Walked into a logging operation within a 1/2 mile from my home.

Stumpage on state and county lands is being sold off at amounts not seen in years. Former DNR Commissioner Landwehr greatly increase the amount to be cut on state lands and most counties have increased their timber sales. The current DNR commissioner, Sarah Strommen is allowing timber sales on WMAs. It's not just aspen on WMAs but oaks, tamaracks, maples, basswoods, etc.  Many people are aware of the letter by 25 DNR wildlife managers opposing the logging on WMAs which is being ignored. The cumulative of this is a huge impact on wildlife.

I am not opposed to sustainable logging as this is part of the price we have sacrificed in having and keeping a huge amount of public lands in Minnesota but it is becoming very apparent that this has become a big give-away to "big timber." Bear in mind that every time a parcel is logged, the diversity is diminished.

Driving through some state forests, they resemble tree farms with the greatest bulk of land dominated by aspen. Our state and county forest lands look more like corn fields than diverse forest habitats. I know some state foresters that are very good forest ecologists, in fact one is a good friend and I go to him often for answers to questions I have concerning forestry but then I know many more that are schills to big timber.
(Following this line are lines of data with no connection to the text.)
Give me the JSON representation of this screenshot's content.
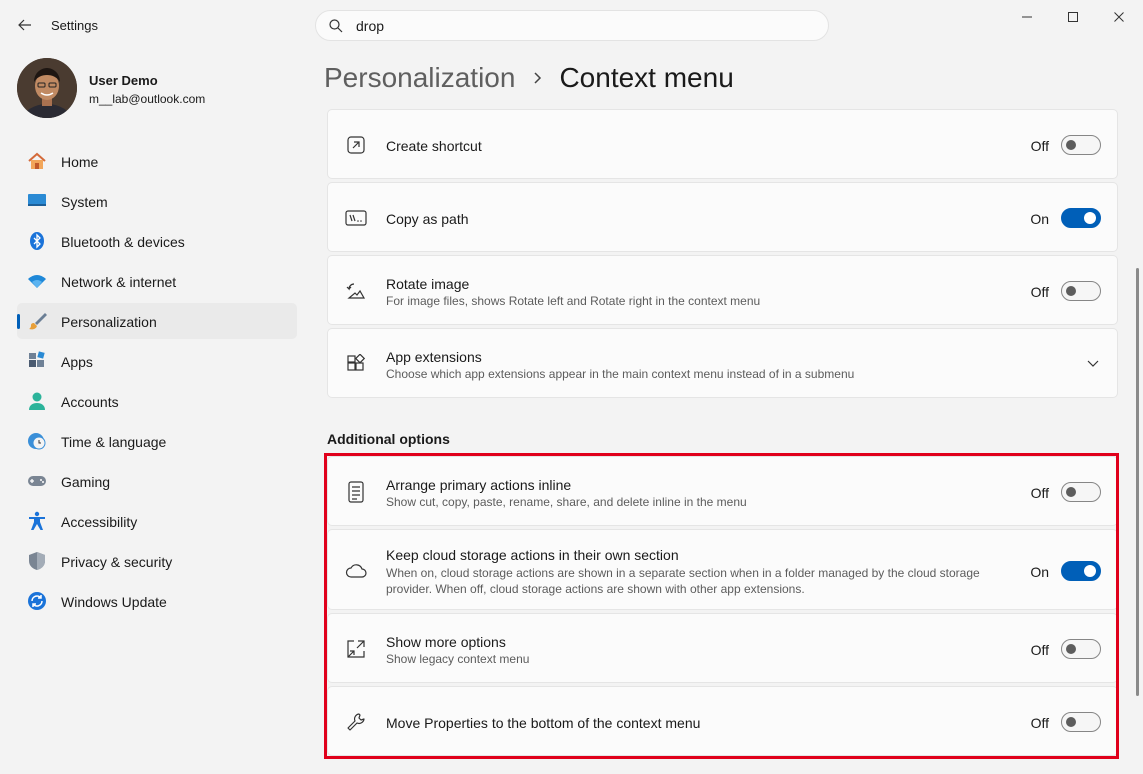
{
  "window": {
    "title": "Settings",
    "controls": {
      "minimize": "minimize-icon",
      "maximize": "maximize-icon",
      "close": "close-icon"
    }
  },
  "search": {
    "value": "drop",
    "icon": "search-icon"
  },
  "user": {
    "name": "User Demo",
    "email": "m__lab@outlook.com"
  },
  "sidebar": {
    "items": [
      {
        "label": "Home",
        "icon": "home-icon"
      },
      {
        "label": "System",
        "icon": "system-icon"
      },
      {
        "label": "Bluetooth & devices",
        "icon": "bluetooth-icon"
      },
      {
        "label": "Network & internet",
        "icon": "wifi-icon"
      },
      {
        "label": "Personalization",
        "icon": "brush-icon",
        "active": true
      },
      {
        "label": "Apps",
        "icon": "apps-icon"
      },
      {
        "label": "Accounts",
        "icon": "accounts-icon"
      },
      {
        "label": "Time & language",
        "icon": "globe-clock-icon"
      },
      {
        "label": "Gaming",
        "icon": "gamepad-icon"
      },
      {
        "label": "Accessibility",
        "icon": "accessibility-icon"
      },
      {
        "label": "Privacy & security",
        "icon": "shield-icon"
      },
      {
        "label": "Windows Update",
        "icon": "update-icon"
      }
    ]
  },
  "breadcrumb": {
    "parent": "Personalization",
    "current": "Context menu"
  },
  "settings": [
    {
      "title": "Create shortcut",
      "state": "Off",
      "on": false,
      "icon": "shortcut-icon"
    },
    {
      "title": "Copy as path",
      "state": "On",
      "on": true,
      "icon": "copy-path-icon"
    },
    {
      "title": "Rotate image",
      "description": "For image files, shows Rotate left and Rotate right in the context menu",
      "state": "Off",
      "on": false,
      "icon": "rotate-image-icon"
    },
    {
      "title": "App extensions",
      "description": "Choose which app extensions appear in the main context menu instead of in a submenu",
      "icon": "app-extensions-icon"
    }
  ],
  "additional": {
    "heading": "Additional options",
    "items": [
      {
        "title": "Arrange primary actions inline",
        "description": "Show cut, copy, paste, rename, share, and delete inline in the menu",
        "state": "Off",
        "on": false,
        "icon": "list-icon"
      },
      {
        "title": "Keep cloud storage actions in their own section",
        "description": "When on, cloud storage actions are shown in a separate section when in a folder managed by the cloud storage provider. When off, cloud storage actions are shown with other app extensions.",
        "state": "On",
        "on": true,
        "icon": "cloud-icon"
      },
      {
        "title": "Show more options",
        "description": "Show legacy context menu",
        "state": "Off",
        "on": false,
        "icon": "expand-icon"
      },
      {
        "title": "Move Properties to the bottom of the context menu",
        "state": "Off",
        "on": false,
        "icon": "wrench-icon"
      }
    ]
  },
  "colors": {
    "accent": "#005fb8",
    "highlight": "#e0001b",
    "background": "#f3f3f3",
    "card": "#fbfbfb"
  }
}
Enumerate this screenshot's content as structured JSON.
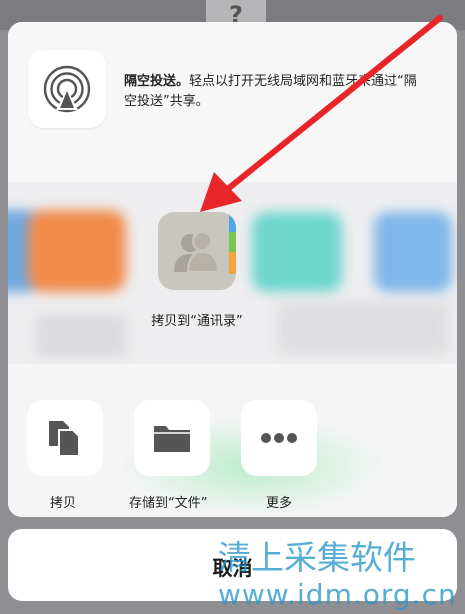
{
  "airdrop": {
    "icon": "airdrop-icon",
    "title": "隔空投送。",
    "description": "轻点以打开无线局域网和蓝牙来通过“隔空投送”共享。"
  },
  "apps": {
    "contacts": {
      "icon": "contacts-icon",
      "label": "拷贝到“通讯录”"
    }
  },
  "actions": [
    {
      "icon": "copy-icon",
      "label": "拷贝"
    },
    {
      "icon": "folder-icon",
      "label": "存储到“文件”"
    },
    {
      "icon": "more-icon",
      "label": "更多"
    }
  ],
  "cancel": {
    "label": "取消"
  },
  "watermark": {
    "line1": "清上采集软件",
    "line2": "www.idm.org.cn"
  },
  "backdrop": {
    "glyph": "?"
  },
  "colors": {
    "annotation_arrow": "#e8262a",
    "contacts_tab_blue": "#4fa6e4",
    "contacts_tab_green": "#7cc553",
    "contacts_tab_orange": "#f3a53b"
  }
}
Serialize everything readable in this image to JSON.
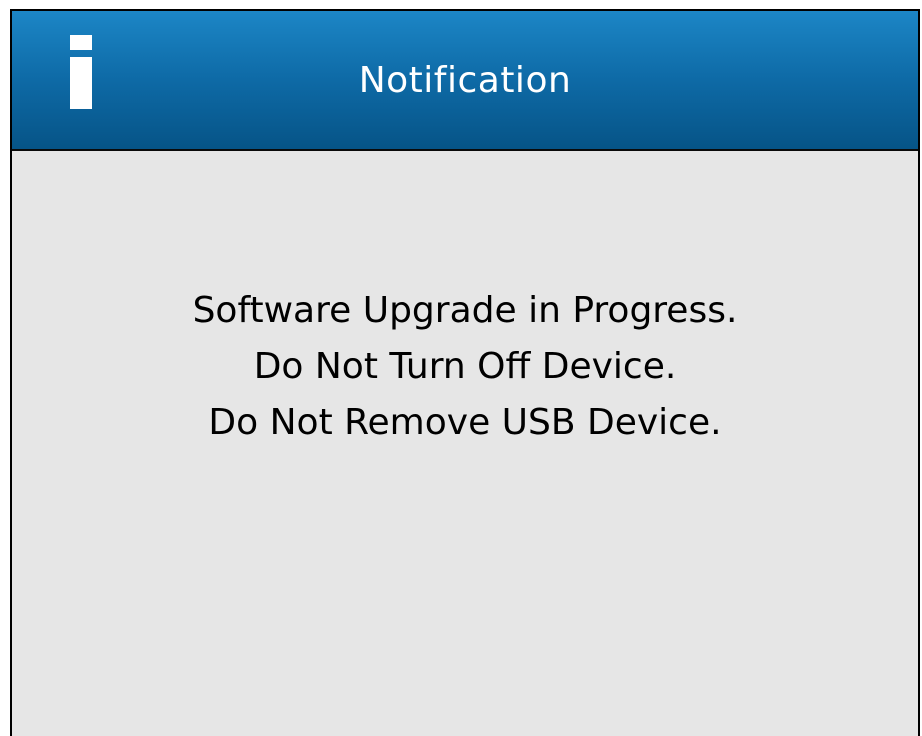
{
  "dialog": {
    "title": "Notification",
    "icon": "info-icon",
    "message_lines": [
      "Software Upgrade in Progress.",
      "Do Not Turn Off Device.",
      "Do Not Remove USB Device."
    ]
  },
  "colors": {
    "title_bar": "#0e6aa6",
    "title_text": "#ffffff",
    "body_background": "#e6e6e6",
    "message_text": "#000000"
  }
}
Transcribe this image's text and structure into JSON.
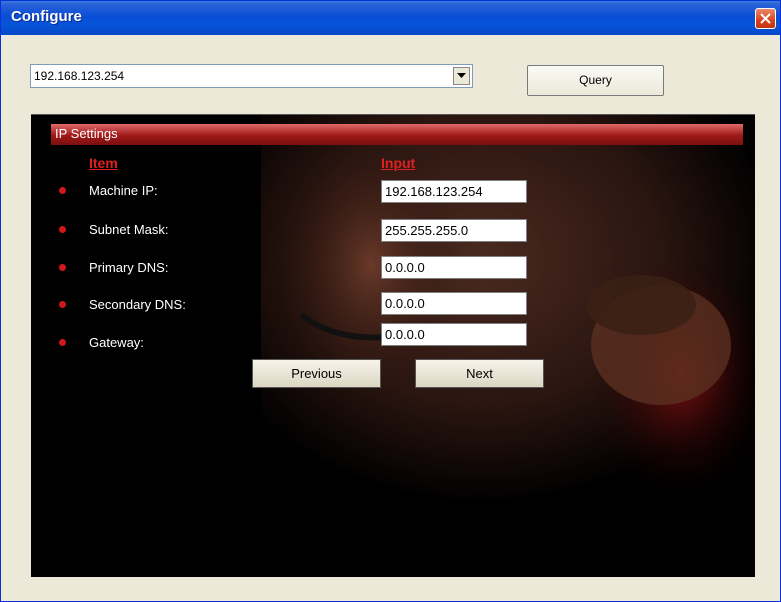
{
  "window": {
    "title": "Configure"
  },
  "device_select": {
    "value": "192.168.123.254"
  },
  "query_button": {
    "label": "Query"
  },
  "ip_settings": {
    "header": "IP Settings",
    "column_item": "Item",
    "column_input": "Input",
    "rows": [
      {
        "label": "Machine IP:",
        "value": "192.168.123.254"
      },
      {
        "label": "Subnet Mask:",
        "value": "255.255.255.0"
      },
      {
        "label": "Primary DNS:",
        "value": "0.0.0.0"
      },
      {
        "label": "Secondary DNS:",
        "value": "0.0.0.0"
      },
      {
        "label": "Gateway:",
        "value": "0.0.0.0"
      }
    ],
    "previous_label": "Previous",
    "next_label": "Next"
  },
  "colors": {
    "accent_red": "#d01818",
    "title_blue": "#0a4ed6"
  },
  "icons": {
    "close": "close-icon",
    "dropdown": "chevron-down-icon",
    "bullet": "bullet-icon"
  }
}
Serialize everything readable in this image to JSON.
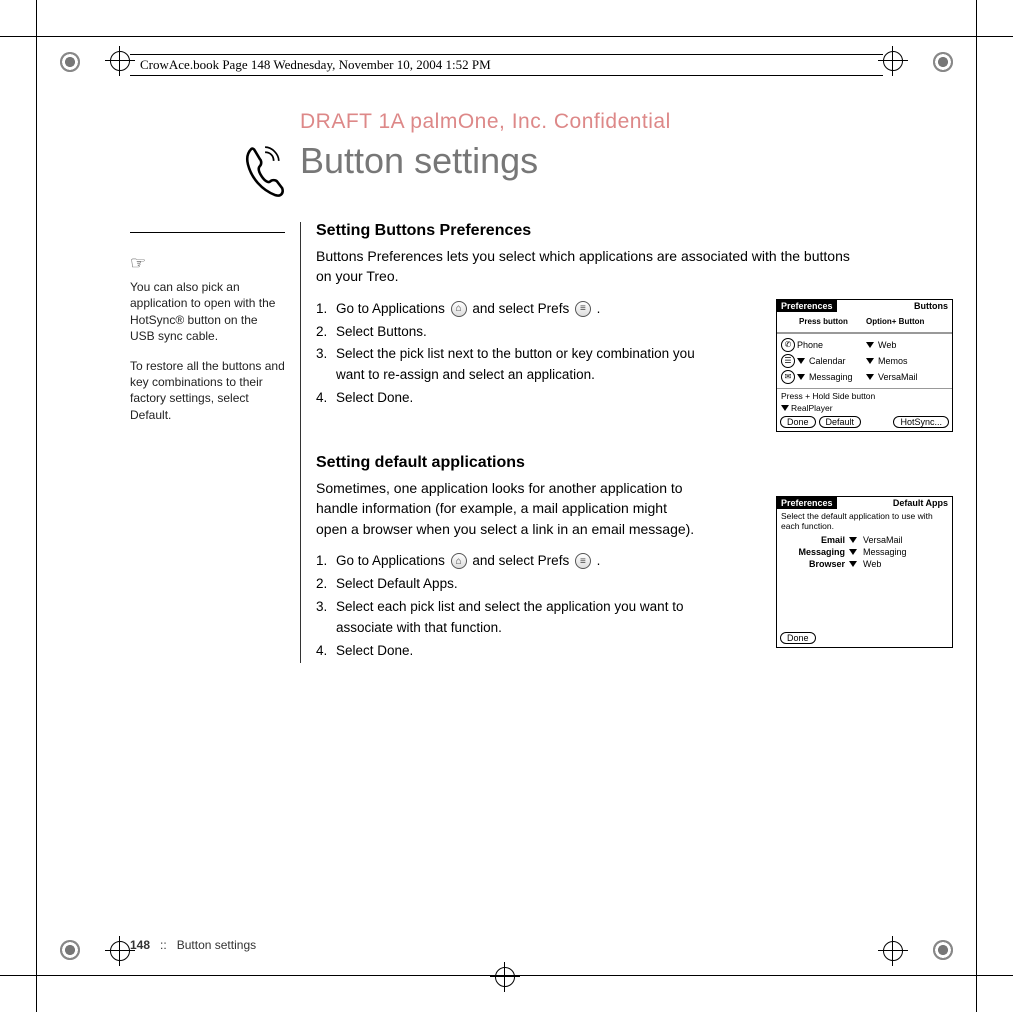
{
  "header_text": "CrowAce.book  Page 148  Wednesday, November 10, 2004  1:52 PM",
  "watermark": "DRAFT 1A  palmOne, Inc.   Confidential",
  "title": "Button settings",
  "sidebar": {
    "tip1": "You can also pick an application to open with the HotSync® button on the USB sync cable.",
    "tip2": "To restore all the buttons and key combinations to their factory settings, select Default."
  },
  "section1": {
    "heading": "Setting Buttons Preferences",
    "intro": "Buttons Preferences lets you select which applications are associated with the buttons on your Treo.",
    "steps": [
      {
        "n": "1.",
        "pre": "Go to Applications ",
        "mid": " and select Prefs ",
        "post": "."
      },
      {
        "n": "2.",
        "txt": "Select Buttons."
      },
      {
        "n": "3.",
        "txt": "Select the pick list next to the button or key combination you want to re-assign and select an application."
      },
      {
        "n": "4.",
        "txt": "Select Done."
      }
    ]
  },
  "section2": {
    "heading": "Setting default applications",
    "intro": "Sometimes, one application looks for another application to handle information (for example, a mail application might open a browser when you select a link in an email message).",
    "steps": [
      {
        "n": "1.",
        "pre": "Go to Applications ",
        "mid": " and select Prefs ",
        "post": "."
      },
      {
        "n": "2.",
        "txt": "Select Default Apps."
      },
      {
        "n": "3.",
        "txt": "Select each pick list and select the application you want to associate with that function."
      },
      {
        "n": "4.",
        "txt": "Select Done."
      }
    ]
  },
  "screenshot1": {
    "title_l": "Preferences",
    "title_r": "Buttons",
    "hdr_l": "Press button",
    "hdr_r": "Option+ Button",
    "rows": [
      {
        "icon": "phone",
        "l": "Phone",
        "r": "Web"
      },
      {
        "icon": "cal",
        "l": "Calendar",
        "r": "Memos"
      },
      {
        "icon": "msg",
        "l": "Messaging",
        "r": "VersaMail"
      }
    ],
    "side_label": "Press + Hold Side button",
    "side_val": "RealPlayer",
    "btns": [
      "Done",
      "Default",
      "HotSync..."
    ]
  },
  "screenshot2": {
    "title_l": "Preferences",
    "title_r": "Default Apps",
    "intro": "Select the default application to use with each function.",
    "rows": [
      {
        "l": "Email",
        "r": "VersaMail"
      },
      {
        "l": "Messaging",
        "r": "Messaging"
      },
      {
        "l": "Browser",
        "r": "Web"
      }
    ],
    "btn": "Done"
  },
  "footer": {
    "page": "148",
    "sep": "::",
    "title": "Button settings"
  }
}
I am aware that logging is a different animal as compared to other extractive industries; unlike mining and oil a logged area recovers very fast. What looks like the land was raped by timber cutting will be an oasis of newly suckered sprouts of aspen by mid-summer....growing 6 to 8 feet in one growing season but I am concerned about the diversity of our forests. One hundred year old oaks will bear acorns for another 200 years. A logged lowland conifer area means winter protection for deer and a huge host of other nongame wildlife and may mean life or death for many species. Diversity is stability and health!

I do not blame the loggers as many are only doing what the prescribe sale demands. They are like many small farmers, in debt with the big machinery they have to make payments on. The problem is in the crystal palace of the DNR in St. Paul and the immense timber lobby at the legislature. They care less about fishers, Blackburnian warblers, snowshoe hares....and the list goes on. The balance between good land management and politics is not a balance anymore...the scale is tipped greatly to industry/politics.

~Barry Babcock